Kenneth Warner, dean emeritus of the University of Michigan School of Public Health and Avedis Donabedian Distinguished University Professor Emeritus, said there is sufficient evidence to support the use of vape as an aid to smoking cessation in adults.
"Too many adults who want to quit smoking can't do it," Warner said in a statement. "Vape are the first new tool to help them in decades. However, relatively few smokers and health care professionals are aware of their potential value."
In a study published in Nature Medicine, Warner and colleagues looked at vape from a global perspective, examining countries that promote vape as a way to quit smoking and those that do not.
The group of authors said that while the U.S. and Canadian agencies acknowledge the potential benefits of using vape, they believe there is insufficient evidence to recommend vape for smoking cessation.
However, in the UK and New Zealand, there is high-level support and promotion of vape as a first-line cessation treatment option.
We believe that governments, medical professional groups and individual health care professionals in countries such as the United States, Canada and Australia should give greater consideration to the potential of vape in promoting smoking cessation, Warner said. Vape are not a panacea for ending the devastation caused by smoking, but they can contribute to achieving this noble public health goal.
Warner's previous research found overwhelming evidence that vape are an effective smoking cessation tool for adults in the United States, where hundreds of thousands of people die each year from smoking-related diseases.
In addition to assessing differences in regulatory activity across countries, the researchers examined evidence that vape promotes smoking cessation, the health effects of vape, and the impact on clinical care.
They also cited the FDA's designation of some vape brands as suitable for protecting public health - a criterion needed to gain marketing approval. The action indirectly implies that the FDA believes vape can help some people who otherwise would not do so to quit smoking, the researchers said.

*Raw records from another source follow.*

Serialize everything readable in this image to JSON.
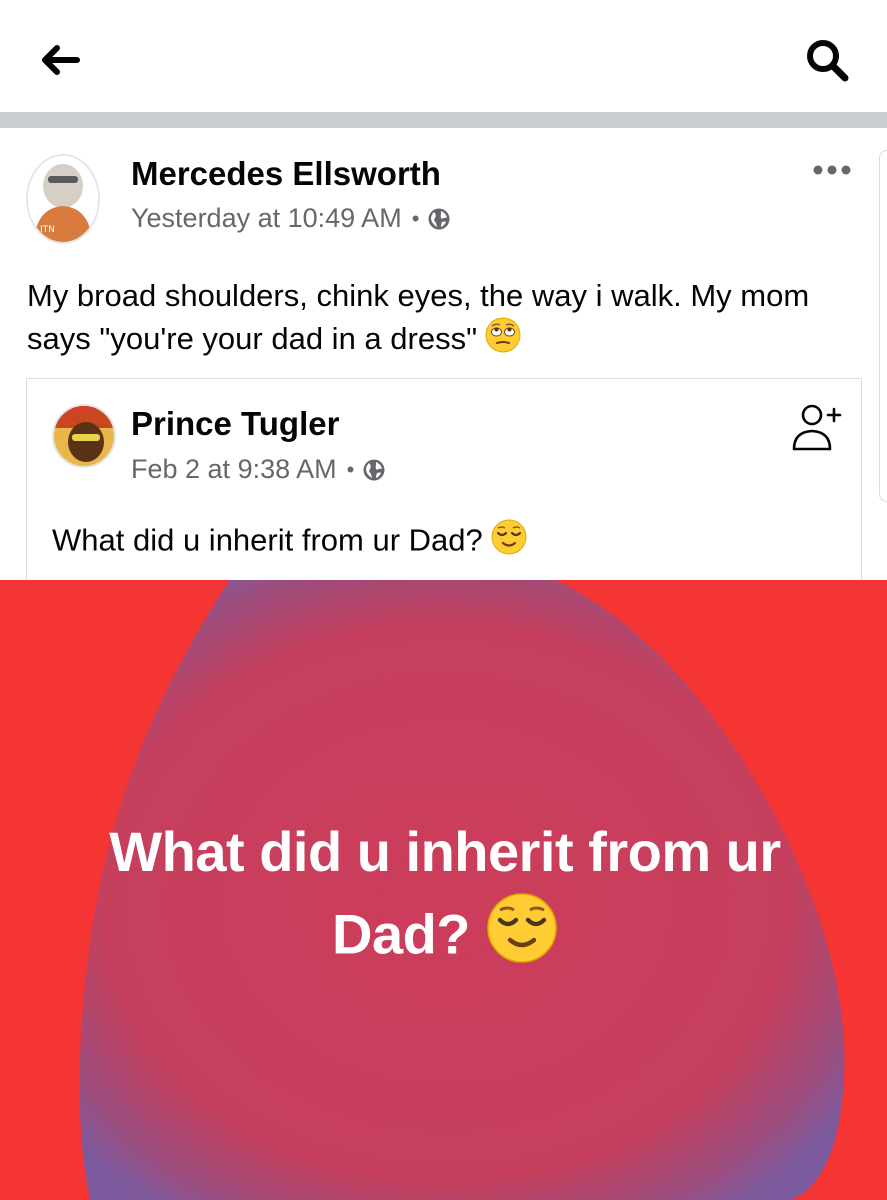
{
  "nav": {
    "back_icon": "arrow-left-icon",
    "search_icon": "search-icon"
  },
  "post": {
    "author": "Mercedes Ellsworth",
    "timestamp": "Yesterday at 10:49 AM",
    "audience_icon": "globe-icon",
    "more_icon": "more-dots-icon",
    "text": "My broad shoulders, chink eyes, the way i walk. My mom says \"you're your dad in a dress\"",
    "text_emoji": "eye-roll-emoji"
  },
  "shared_post": {
    "author": "Prince Tugler",
    "timestamp": "Feb 2 at 9:38 AM",
    "audience_icon": "globe-icon",
    "add_friend_icon": "add-friend-icon",
    "text": "What did u inherit from ur Dad?",
    "text_emoji": "relieved-emoji",
    "background_text_line1": "What did u inherit from ur",
    "background_text_line2": "Dad?",
    "background_colors": {
      "base": "#f53434",
      "blob": "#cc3d5a",
      "blob_edge": "#7d5a9e"
    }
  },
  "colors": {
    "divider": "#c9ccd1",
    "secondary_text": "#65676b",
    "primary_text": "#050505"
  }
}
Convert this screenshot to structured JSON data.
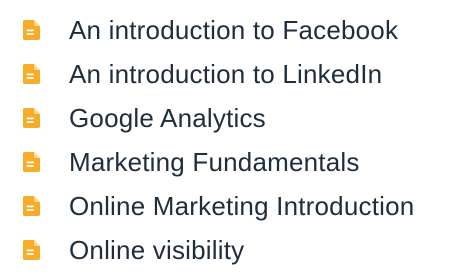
{
  "theme": {
    "icon_color": "#f5ad2a",
    "text_color": "#1f2d3d",
    "background": "#ffffff"
  },
  "course_list": {
    "icon": "document-icon",
    "items": [
      {
        "label": "An introduction to Facebook"
      },
      {
        "label": "An introduction to LinkedIn"
      },
      {
        "label": "Google Analytics"
      },
      {
        "label": "Marketing Fundamentals"
      },
      {
        "label": "Online Marketing Introduction"
      },
      {
        "label": "Online visibility"
      }
    ]
  }
}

Warner and colleagues conclude that acceptance of promoting vape as a smoking cessation tool may depend on ongoing efforts to reduce access to and use of vape products by young people who have never smoked. These two goals can and should coexist.
Study co-authors include Neal Benowitz of the University of California, San Francisco, Department of Medicine; Ann McNeill of the National Center on Addiction at King's College London, UK; and Nancy Rigotti of Harvard Medical School, Department of Medicine.